I was walking down the hill back towards my donga. The red MAF ute drove past me, two uniformed pilots aboard. Peter was driving. I couldn’t remember the other one’s name. I know his wife. It’s always the way in Arnhem Land, forgetting husband’s names. Too much gender segregation is why.
The sea was sparkling in the rare sunlight. In the first week I was here I counted the glimpses of sunlight. But it was mostly fine all day today and I started to take it for granted, even getting upset at how hot I was in a black t-shirt.
The Harris boys were out in force, working hard. One was mowing, and the other, just around the corner, whipper-snippering. Even now, writing this, I can hear their machinery in the distance. But that could be a plane. I’m not very good on distant sounds.
I was thinking, I should tell Lena how proud she can be of her two big boys, always working hard. I’m seeing her tonight.
As I followed the footpath into the dead-end street I’ve heard called Mango Lane, the MAF ute pulled up outside the Harris’ and the pilots started unloading mattresses from the trailer that I hadn’t noticed as they drove past. I think one of them might have seen me and waved but I missed the chance to respond and the grass-cutting machinery made it impossible to say hi. I thought about offering to help them with carrying stuff, but then I thought, no, they would just say no. If I were a man they would expect me to help, but I’m not and they don’t.
A flash in the sky caught my attention. It was some clouds shifting around in front of the sun. A movement underfoot. Just a lazy dog twitching its ear.
In that moment I was overwhelmed. It was as if the last piece fit into the puzzle and the whole picture came to life.
The light helped. There is in most days that one moment, and it usually doesn’t last longer than a few minutes, where the light is as perfect as it is going to get. The scene is illuminated, showing the best possible view.
I looked away, unable to take it in. I saw the long grass and thought, better stay on the road, avoid potential snakes. I wove a path around five lazy dogs and thought about what The Little One said, that dogs are the opposite to weeping angels: they are only still when you’re not looking at them.

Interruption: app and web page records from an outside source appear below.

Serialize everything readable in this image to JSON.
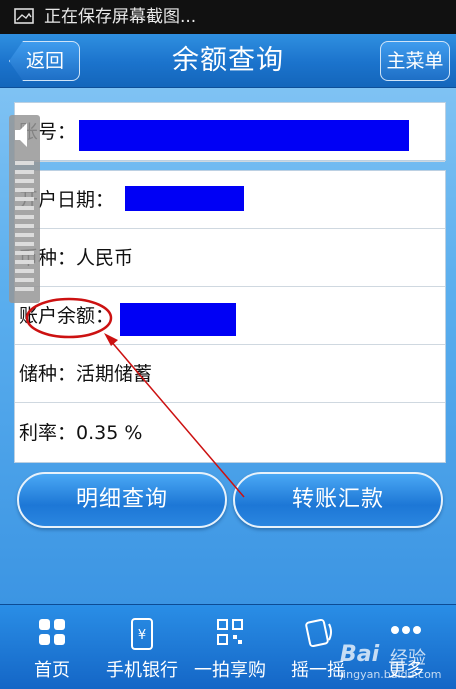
{
  "status_bar": {
    "text": "正在保存屏幕截图..."
  },
  "header": {
    "back_label": "返回",
    "title": "余额查询",
    "menu_label": "主菜单"
  },
  "account": {
    "label": "账号："
  },
  "details": {
    "open_date_label": "开户日期：",
    "currency_label": "币种：人民币",
    "balance_label": "账户余额：",
    "deposit_type_label": "储种：活期储蓄",
    "rate_label": "利率：0.35 %"
  },
  "actions": {
    "detail_query": "明细查询",
    "transfer": "转账汇款"
  },
  "bottom_nav": {
    "items": [
      {
        "label": "首页",
        "icon": "grid-icon"
      },
      {
        "label": "手机银行",
        "icon": "phone-bank-icon"
      },
      {
        "label": "一拍享购",
        "icon": "qr-code-icon"
      },
      {
        "label": "摇一摇",
        "icon": "shake-icon"
      },
      {
        "label": "更多",
        "icon": "more-dots-icon"
      }
    ]
  },
  "watermark": {
    "brand": "Bai",
    "brand_suffix": "经验",
    "url": "jingyan.baidu.com"
  },
  "colors": {
    "redaction": "#0000f5",
    "annotation": "#cc1111",
    "header": "#1b73cc"
  }
}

Not these dogs. They are so lethargic they wouldn’t move unless you kicked them. Then, they would probably turn nasty really fast.
I was a whimsical mood, so when I went through the gate into the school playground, I wandered to the swing-set and sat down. They are so tall, I thought they would be awesome to swing on, but I couldn’t get any air. I wondered if it would help if I had someone to push me.
Then I heard someone call out, maybe heard ‘…line’ and then laughter. I jumped up and carefully looked all around to see if someone was calling to me. I thought, I’m going to look like such an idiot, looking around like this. They are probably laughing at me.
But I couldn’t see anyone. I considered getting back on the swing, but the mood was broken. I was spooked by phantom voices. I looked back at the school and thought about all the people who have built and torn down in that place. So much history, and here I am just sitting on the surface of it.
So I went back inside to my donga.